Data records for software interfaces

┏━━

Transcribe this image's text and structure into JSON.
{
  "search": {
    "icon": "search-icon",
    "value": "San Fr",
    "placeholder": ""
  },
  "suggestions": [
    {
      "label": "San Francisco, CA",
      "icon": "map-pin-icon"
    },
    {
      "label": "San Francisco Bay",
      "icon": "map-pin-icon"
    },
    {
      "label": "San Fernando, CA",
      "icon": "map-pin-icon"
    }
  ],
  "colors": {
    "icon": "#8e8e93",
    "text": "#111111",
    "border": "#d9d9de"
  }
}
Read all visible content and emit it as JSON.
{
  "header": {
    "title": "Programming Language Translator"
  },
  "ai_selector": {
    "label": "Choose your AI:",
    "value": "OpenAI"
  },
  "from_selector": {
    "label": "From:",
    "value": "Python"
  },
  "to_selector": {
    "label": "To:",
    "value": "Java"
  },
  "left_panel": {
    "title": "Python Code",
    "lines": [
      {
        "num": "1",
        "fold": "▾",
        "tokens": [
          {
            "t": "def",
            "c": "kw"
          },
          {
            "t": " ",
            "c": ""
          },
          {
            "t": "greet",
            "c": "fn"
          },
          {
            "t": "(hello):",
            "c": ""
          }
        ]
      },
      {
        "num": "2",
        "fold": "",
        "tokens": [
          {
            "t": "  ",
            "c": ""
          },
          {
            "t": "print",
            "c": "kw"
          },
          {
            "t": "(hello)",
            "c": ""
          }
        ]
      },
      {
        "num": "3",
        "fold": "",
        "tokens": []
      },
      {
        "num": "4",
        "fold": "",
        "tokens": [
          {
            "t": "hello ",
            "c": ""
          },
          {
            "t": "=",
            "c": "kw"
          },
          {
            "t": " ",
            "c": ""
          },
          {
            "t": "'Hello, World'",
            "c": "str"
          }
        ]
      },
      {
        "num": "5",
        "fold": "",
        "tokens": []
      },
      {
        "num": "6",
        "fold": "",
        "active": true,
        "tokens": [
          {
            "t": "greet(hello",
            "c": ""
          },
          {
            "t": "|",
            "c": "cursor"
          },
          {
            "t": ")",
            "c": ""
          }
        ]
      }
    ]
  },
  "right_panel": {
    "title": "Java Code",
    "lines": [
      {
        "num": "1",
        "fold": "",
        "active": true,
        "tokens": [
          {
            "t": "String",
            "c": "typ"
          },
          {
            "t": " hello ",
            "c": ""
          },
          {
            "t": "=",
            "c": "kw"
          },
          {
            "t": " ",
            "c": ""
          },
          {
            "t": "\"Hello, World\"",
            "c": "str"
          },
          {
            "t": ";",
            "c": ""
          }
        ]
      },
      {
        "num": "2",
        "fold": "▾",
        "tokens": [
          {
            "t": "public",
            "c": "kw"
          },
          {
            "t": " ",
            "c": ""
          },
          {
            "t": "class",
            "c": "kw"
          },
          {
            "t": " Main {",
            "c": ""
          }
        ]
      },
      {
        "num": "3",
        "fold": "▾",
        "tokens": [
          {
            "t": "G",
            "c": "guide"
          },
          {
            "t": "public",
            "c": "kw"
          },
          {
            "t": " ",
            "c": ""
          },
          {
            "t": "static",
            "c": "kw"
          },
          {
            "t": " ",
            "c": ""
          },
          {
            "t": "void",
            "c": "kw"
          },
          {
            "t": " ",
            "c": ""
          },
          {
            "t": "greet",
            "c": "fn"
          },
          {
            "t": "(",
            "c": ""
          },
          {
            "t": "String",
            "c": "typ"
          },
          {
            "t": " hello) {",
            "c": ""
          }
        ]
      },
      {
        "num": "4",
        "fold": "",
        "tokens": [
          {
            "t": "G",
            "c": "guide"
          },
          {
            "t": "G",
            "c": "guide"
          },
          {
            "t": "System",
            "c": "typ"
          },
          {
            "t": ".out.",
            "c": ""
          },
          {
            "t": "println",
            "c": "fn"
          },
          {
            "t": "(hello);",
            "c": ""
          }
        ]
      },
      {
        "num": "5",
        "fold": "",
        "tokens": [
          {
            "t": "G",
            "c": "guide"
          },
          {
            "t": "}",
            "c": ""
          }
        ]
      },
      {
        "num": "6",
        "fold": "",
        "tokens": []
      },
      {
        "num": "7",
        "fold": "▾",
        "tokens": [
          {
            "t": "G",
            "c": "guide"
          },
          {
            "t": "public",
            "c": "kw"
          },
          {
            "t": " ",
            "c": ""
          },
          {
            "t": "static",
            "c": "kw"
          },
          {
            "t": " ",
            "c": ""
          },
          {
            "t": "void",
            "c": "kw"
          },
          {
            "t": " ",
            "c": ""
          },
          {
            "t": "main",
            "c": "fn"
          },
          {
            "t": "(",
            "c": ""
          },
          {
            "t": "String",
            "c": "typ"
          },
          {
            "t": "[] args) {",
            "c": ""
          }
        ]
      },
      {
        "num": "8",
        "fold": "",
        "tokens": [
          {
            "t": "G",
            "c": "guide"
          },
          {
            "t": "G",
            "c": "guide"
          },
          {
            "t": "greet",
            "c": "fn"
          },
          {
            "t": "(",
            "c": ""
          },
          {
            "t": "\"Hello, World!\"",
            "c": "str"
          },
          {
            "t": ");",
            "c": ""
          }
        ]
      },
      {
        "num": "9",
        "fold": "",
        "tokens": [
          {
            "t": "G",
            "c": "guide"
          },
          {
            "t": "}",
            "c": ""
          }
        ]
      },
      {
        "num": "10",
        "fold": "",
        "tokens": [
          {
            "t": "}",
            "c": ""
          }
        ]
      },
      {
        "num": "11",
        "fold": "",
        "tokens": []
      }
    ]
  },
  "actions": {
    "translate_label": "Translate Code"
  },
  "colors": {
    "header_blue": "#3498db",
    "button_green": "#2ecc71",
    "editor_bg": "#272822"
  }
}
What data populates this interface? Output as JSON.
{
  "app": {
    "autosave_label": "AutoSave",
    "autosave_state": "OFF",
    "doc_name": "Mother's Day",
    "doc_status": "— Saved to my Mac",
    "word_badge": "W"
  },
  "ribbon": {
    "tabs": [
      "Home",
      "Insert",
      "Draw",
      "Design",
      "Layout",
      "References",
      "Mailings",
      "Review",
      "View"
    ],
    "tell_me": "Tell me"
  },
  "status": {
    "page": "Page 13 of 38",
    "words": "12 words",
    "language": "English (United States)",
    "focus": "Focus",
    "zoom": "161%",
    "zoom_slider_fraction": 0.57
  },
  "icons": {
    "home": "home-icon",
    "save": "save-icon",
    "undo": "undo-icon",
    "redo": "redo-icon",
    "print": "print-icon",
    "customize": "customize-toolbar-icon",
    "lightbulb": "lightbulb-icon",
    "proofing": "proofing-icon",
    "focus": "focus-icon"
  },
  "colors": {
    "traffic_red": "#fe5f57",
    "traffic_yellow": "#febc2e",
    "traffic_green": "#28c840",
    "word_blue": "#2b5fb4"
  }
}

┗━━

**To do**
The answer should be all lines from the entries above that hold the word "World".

**Exercise answer**
            "t": "'Hello, World'",
            "t": "\"Hello, World\"",
            "t": "\"Hello, World!\"",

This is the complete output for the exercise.